Australians living with dementia suffering the “deepest and darkest” depression have been forced to wait for people to die so they can access adequate care.
The royal commission into aged care heard evidence from carers in Adelaide on Monday as the second hearings got under way.
Rock musician Veda Meneghetti is cared for by her friend Lynda Henderson, with the pair living together in regional NSW.
Ms Henderson said there was a common experience among the many depressed friends they had made since Ms Meneghetti was diagnosed in September 2012 at the age of 61.
“Every person we have met has gone through the deepest and darkest depression at some stage,” Ms Henderson told the hearing.
Ms Meneghetti has a rare form of dementia which affects her speech, reading and comprehension.
Her first provider, HammondCare, took 34 per cent of the home care package in management fees – vastly above the 14 per cent which is now being taken.
Ms Henderson said they were sent staff with no senior first aid training, inadequate knowledge of manual handling and other occupational health and safety practices.

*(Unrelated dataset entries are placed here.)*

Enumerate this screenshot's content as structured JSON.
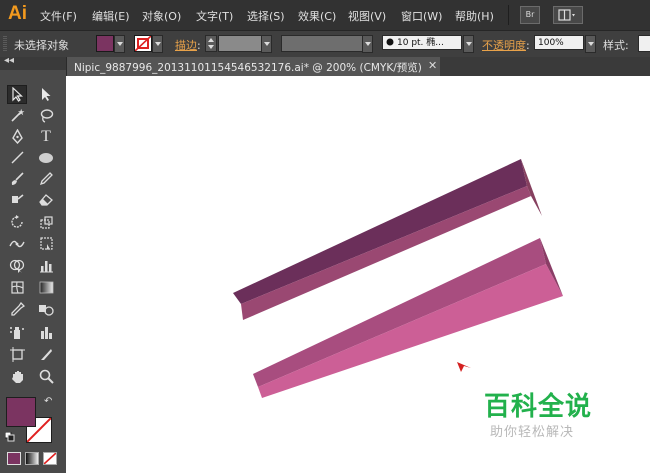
{
  "app": {
    "logo": "Ai"
  },
  "menu": {
    "items": [
      "文件(F)",
      "编辑(E)",
      "对象(O)",
      "文字(T)",
      "选择(S)",
      "效果(C)",
      "视图(V)",
      "窗口(W)",
      "帮助(H)"
    ],
    "bridge_label": "Br"
  },
  "control_bar": {
    "selection_status": "未选择对象",
    "fill_color": "#7b3461",
    "stroke_label": "描边",
    "brush_label": "10 pt. 椭...",
    "opacity_label": "不透明度",
    "opacity_value": "100%",
    "style_label": "样式:"
  },
  "document_tab": {
    "title": "Nipic_9887996_20131101154546532176.ai*  @  200%  (CMYK/预览)",
    "close_icon": "close-icon"
  },
  "tools": {
    "fill_color": "#7b3461",
    "stroke_color": "#ffffff"
  },
  "artwork": {
    "colors": {
      "top_stick_dark": "#6b2f5a",
      "top_stick_mid": "#86405f",
      "top_stick_light": "#9a4872",
      "bottom_stick_dark": "#8a3d66",
      "bottom_stick_mid": "#a84d7f",
      "bottom_stick_light": "#cc5f96"
    }
  },
  "watermark": {
    "main": "百科全说",
    "sub": "助你轻松解决"
  }
}
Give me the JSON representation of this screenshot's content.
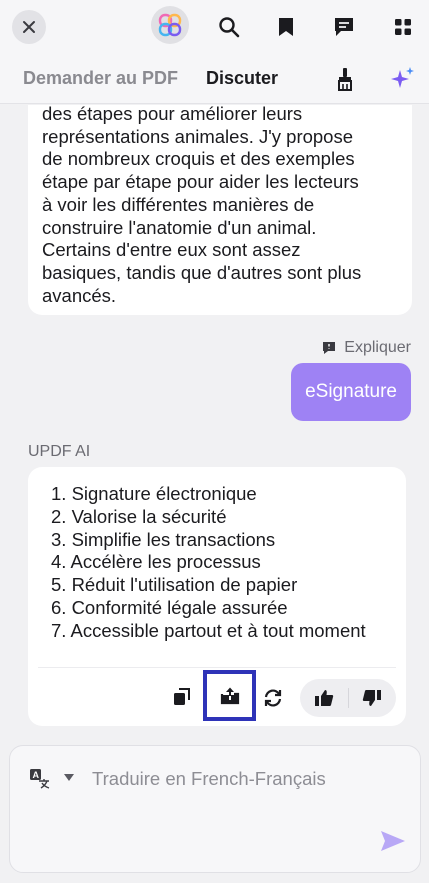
{
  "header": {
    "icons": [
      "close-icon",
      "updf-logo-icon",
      "search-icon",
      "bookmark-icon",
      "comment-icon",
      "grid-icon"
    ]
  },
  "tabs": {
    "ask_pdf": "Demander au PDF",
    "chat": "Discuter",
    "active": "chat",
    "icons": [
      "brush-icon",
      "sparkle-icon"
    ]
  },
  "conversation": {
    "previous_answer_lines": [
      "des étapes pour améliorer leurs",
      "représentations animales. J'y propose",
      "de nombreux croquis et des exemples",
      "étape par étape pour aider les lecteurs",
      "à voir les différentes manières de",
      "construire l'anatomie d'un animal.",
      "Certains d'entre eux sont assez",
      "basiques, tandis que d'autres sont plus",
      "avancés."
    ],
    "explain_label": "Expliquer",
    "user_message": "eSignature",
    "ai_label": "UPDF AI",
    "ai_answer": [
      "1. Signature électronique",
      "2. Valorise la sécurité",
      "3. Simplifie les transactions",
      "4. Accélère les processus",
      "5. Réduit l'utilisation de papier",
      "6. Conformité légale assurée",
      "7. Accessible partout et à tout moment"
    ],
    "action_icons": [
      "copy-icon",
      "export-icon",
      "refresh-icon",
      "thumbs-up-icon",
      "thumbs-down-icon"
    ]
  },
  "composer": {
    "placeholder": "Traduire en French-Français",
    "value": "",
    "icons": [
      "translate-icon",
      "caret-down-icon",
      "send-icon"
    ]
  },
  "colors": {
    "accent": "#9e82f4",
    "highlight_border": "#2e33b8",
    "background": "#f1f1f3"
  }
}
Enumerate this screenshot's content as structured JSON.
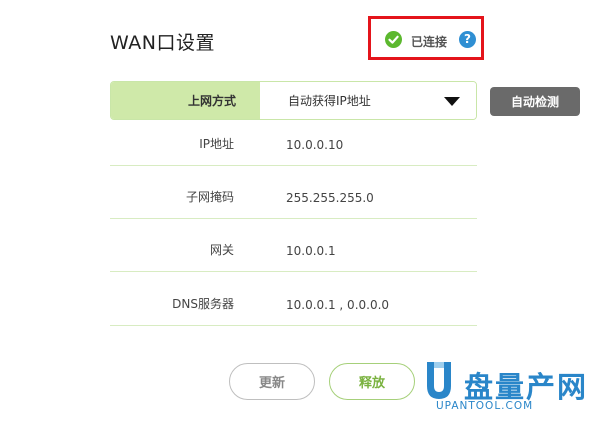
{
  "header": {
    "title": "WAN口设置",
    "status": {
      "text": "已连接",
      "help_glyph": "?",
      "check_color": "#5cb82e",
      "help_color": "#2f8fd3",
      "highlight_color": "#e4141b"
    }
  },
  "connection": {
    "label": "上网方式",
    "selected": "自动获得IP地址",
    "detect_label": "自动检测"
  },
  "info_rows": [
    {
      "label": "IP地址",
      "value": "10.0.0.10"
    },
    {
      "label": "子网掩码",
      "value": "255.255.255.0"
    },
    {
      "label": "网关",
      "value": "10.0.0.1"
    },
    {
      "label": "DNS服务器",
      "value": "10.0.0.1 , 0.0.0.0"
    }
  ],
  "actions": {
    "refresh_label": "更新",
    "release_label": "释放"
  },
  "watermark": {
    "cn": "盘量产网",
    "en": "UPANTOOL.COM"
  },
  "colors": {
    "accent_green": "#cfe9a9",
    "release_green": "#7ab240",
    "detect_gray": "#6a6a6a",
    "brand_blue": "#2a86c9"
  },
  "icons": [
    "check-circle-icon",
    "help-icon",
    "caret-down-icon",
    "u-logo-icon"
  ]
}
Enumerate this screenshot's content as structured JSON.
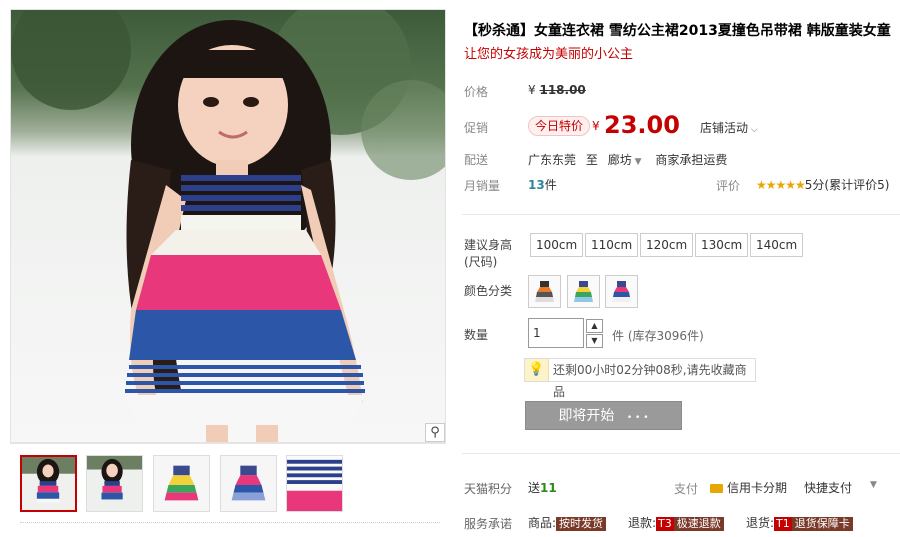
{
  "product": {
    "title": "【秒杀通】女童连衣裙 雪纺公主裙2013夏撞色吊带裙 韩版童装女童",
    "subtitle": "让您的女孩成为美丽的小公主"
  },
  "pricing": {
    "price_label": "价格",
    "original_currency": "¥",
    "original_price": "118.00",
    "promo_label": "促销",
    "promo_badge": "今日特价",
    "promo_currency": "¥",
    "promo_price": "23.00",
    "store_activity": "店铺活动",
    "shipping_label": "配送",
    "ship_from": "广东东莞",
    "ship_to_word": "至",
    "ship_to": "廊坊",
    "shipping_note": "商家承担运费",
    "monthly_sales_label": "月销量",
    "monthly_sales_value": "13",
    "monthly_sales_unit": "件",
    "rating_label": "评价",
    "rating_stars": "★★★★★",
    "rating_text": "5分(累计评价5)"
  },
  "options": {
    "size_label": "建议身高(尺码)",
    "sizes": [
      "100cm",
      "110cm",
      "120cm",
      "130cm",
      "140cm"
    ],
    "color_label": "颜色分类",
    "quantity_label": "数量",
    "quantity_value": "1",
    "quantity_unit": "件",
    "stock_text": "(库存3096件)"
  },
  "tip": {
    "text": "还剩00小时02分钟08秒,请先收藏商品"
  },
  "buy_button": {
    "label": "即将开始",
    "dots": "• • •"
  },
  "tmall_points": {
    "label": "天猫积分",
    "give_word": "送",
    "points": "11"
  },
  "payment": {
    "label": "支付",
    "credit_installment": "信用卡分期",
    "quick_pay": "快捷支付"
  },
  "service": {
    "label": "服务承诺",
    "goods_prefix": "商品:",
    "goods_tag": "按时发货",
    "refund_prefix": "退款:",
    "refund_tag_code": "T3",
    "refund_tag": "极速退款",
    "return_prefix": "退货:",
    "return_tag_code": "T1",
    "return_tag": "退货保障卡"
  },
  "colors": {
    "accent_red": "#c40000",
    "teal": "#31849b",
    "button_gray": "#9a9a9a",
    "star_gold": "#e8a700"
  }
}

HammondCare also didn’t provide advice on case management, she said, forcing Ms Henderson to do it herself with the help of a GP, two neurologists and a retired registered nurse.
“That made me extremely angry,” she said.
Ms Henderson said Australia badly needed a review of national qualifications and career path ways for people working with dementia.
Ms Meneghetti spent six months waiting for an upgrade to the highest level of care, a level-four package, with Ms Henderson the only person supporting her for 20 hours a day.
She said she believed she was still recovering from post-traumatic stress from that period caring for her friend.
“Every morning she had two-hour long panic attacks which were terrifying. Those panic attacks were unbelievable,” Ms Henderson said.
Raelene Ellis, who cared for her mother for more than two years after her dementia diagnosis, said she was told someone would have to die before a higher level of care could be accessed.
“Someone shouldn’t have to be told ‘when the next person dies you can get help, but until then tough bickies you can’t’,” she told the hearing.
When she was finally given a level four package, it only amounted to nine hours of care a week after the provider charged 38 per cent in administrative fees.
Ms Ellis emotionally recounted how difficult it was to realise her mother would have to go into residential care.
Presbyterian Aged Care NSW and ACT boss Paul Sadler said government letters informing people they’ve been approved to receive a home care package, and have been put on a waiting list, often leave people confused.
“People don’t understand that difference,” he said.
Mr Sadler said the system should be more transparent, including making it clearer how the government decides who receives home care packages first.
“As a community, we should have an expectation that we understand how the system operates.”